What to do:
Set down the listing again, word for word.

Supplied records Start Marker

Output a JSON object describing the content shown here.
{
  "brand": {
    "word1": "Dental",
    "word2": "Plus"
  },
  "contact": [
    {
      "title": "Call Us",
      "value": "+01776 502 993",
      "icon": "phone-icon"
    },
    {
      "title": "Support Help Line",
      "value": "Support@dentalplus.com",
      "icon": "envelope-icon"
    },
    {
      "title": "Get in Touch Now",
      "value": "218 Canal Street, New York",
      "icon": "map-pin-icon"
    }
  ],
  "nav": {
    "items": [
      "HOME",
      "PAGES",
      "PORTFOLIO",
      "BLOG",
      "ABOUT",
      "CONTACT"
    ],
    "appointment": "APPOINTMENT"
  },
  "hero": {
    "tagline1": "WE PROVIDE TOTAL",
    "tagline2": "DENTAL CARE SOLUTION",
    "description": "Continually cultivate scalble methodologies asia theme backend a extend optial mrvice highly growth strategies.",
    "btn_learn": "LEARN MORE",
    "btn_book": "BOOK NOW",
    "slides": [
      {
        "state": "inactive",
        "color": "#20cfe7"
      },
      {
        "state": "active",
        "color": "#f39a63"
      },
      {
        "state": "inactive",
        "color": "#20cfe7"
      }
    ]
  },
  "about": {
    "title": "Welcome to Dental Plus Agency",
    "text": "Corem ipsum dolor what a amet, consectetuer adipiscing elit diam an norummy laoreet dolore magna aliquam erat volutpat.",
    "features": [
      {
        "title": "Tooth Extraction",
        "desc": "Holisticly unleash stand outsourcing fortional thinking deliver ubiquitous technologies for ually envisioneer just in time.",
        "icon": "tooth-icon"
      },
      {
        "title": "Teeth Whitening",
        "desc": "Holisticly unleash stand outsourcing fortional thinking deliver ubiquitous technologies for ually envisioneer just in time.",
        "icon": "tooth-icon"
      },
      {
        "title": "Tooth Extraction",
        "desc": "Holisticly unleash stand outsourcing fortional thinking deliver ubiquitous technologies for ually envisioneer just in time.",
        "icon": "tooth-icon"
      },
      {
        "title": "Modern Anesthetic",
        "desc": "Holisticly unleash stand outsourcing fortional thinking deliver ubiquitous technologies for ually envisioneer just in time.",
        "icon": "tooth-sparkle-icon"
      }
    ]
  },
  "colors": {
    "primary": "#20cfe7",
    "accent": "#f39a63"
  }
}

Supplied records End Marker

Result of the task:
Output a JSON object describing the content shown here.
{
  "brand": {
    "word1": "Dental",
    "word2": "Plus"
  },
  "contact": [
    {
      "title": "Call Us",
      "value": "+01776 502 993",
      "icon": "phone-icon"
    },
    {
      "title": "Support Help Line",
      "value": "Support@dentalplus.com",
      "icon": "envelope-icon"
    },
    {
      "title": "Get in Touch Now",
      "value": "218 Canal Street, New York",
      "icon": "map-pin-icon"
    }
  ],
  "nav": {
    "items": [
      "HOME",
      "PAGES",
      "PORTFOLIO",
      "BLOG",
      "ABOUT",
      "CONTACT"
    ],
    "appointment": "APPOINTMENT"
  },
  "hero": {
    "tagline1": "WE PROVIDE TOTAL",
    "tagline2": "DENTAL CARE SOLUTION",
    "description": "Continually cultivate scalble methodologies asia theme backend a extend optial mrvice highly growth strategies.",
    "btn_learn": "LEARN MORE",
    "btn_book": "BOOK NOW",
    "slides": [
      {
        "state": "inactive",
        "color": "#20cfe7"
      },
      {
        "state": "active",
        "color": "#f39a63"
      },
      {
        "state": "inactive",
        "color": "#20cfe7"
      }
    ]
  },
  "about": {
    "title": "Welcome to Dental Plus Agency",
    "text": "Corem ipsum dolor what a amet, consectetuer adipiscing elit diam an norummy laoreet dolore magna aliquam erat volutpat.",
    "features": [
      {
        "title": "Tooth Extraction",
        "desc": "Holisticly unleash stand outsourcing fortional thinking deliver ubiquitous technologies for ually envisioneer just in time.",
        "icon": "tooth-icon"
      },
      {
        "title": "Teeth Whitening",
        "desc": "Holisticly unleash stand outsourcing fortional thinking deliver ubiquitous technologies for ually envisioneer just in time.",
        "icon": "tooth-icon"
      },
      {
        "title": "Tooth Extraction",
        "desc": "Holisticly unleash stand outsourcing fortional thinking deliver ubiquitous technologies for ually envisioneer just in time.",
        "icon": "tooth-icon"
      },
      {
        "title": "Modern Anesthetic",
        "desc": "Holisticly unleash stand outsourcing fortional thinking deliver ubiquitous technologies for ually envisioneer just in time.",
        "icon": "tooth-sparkle-icon"
      }
    ]
  },
  "colors": {
    "primary": "#20cfe7",
    "accent": "#f39a63"
  }
}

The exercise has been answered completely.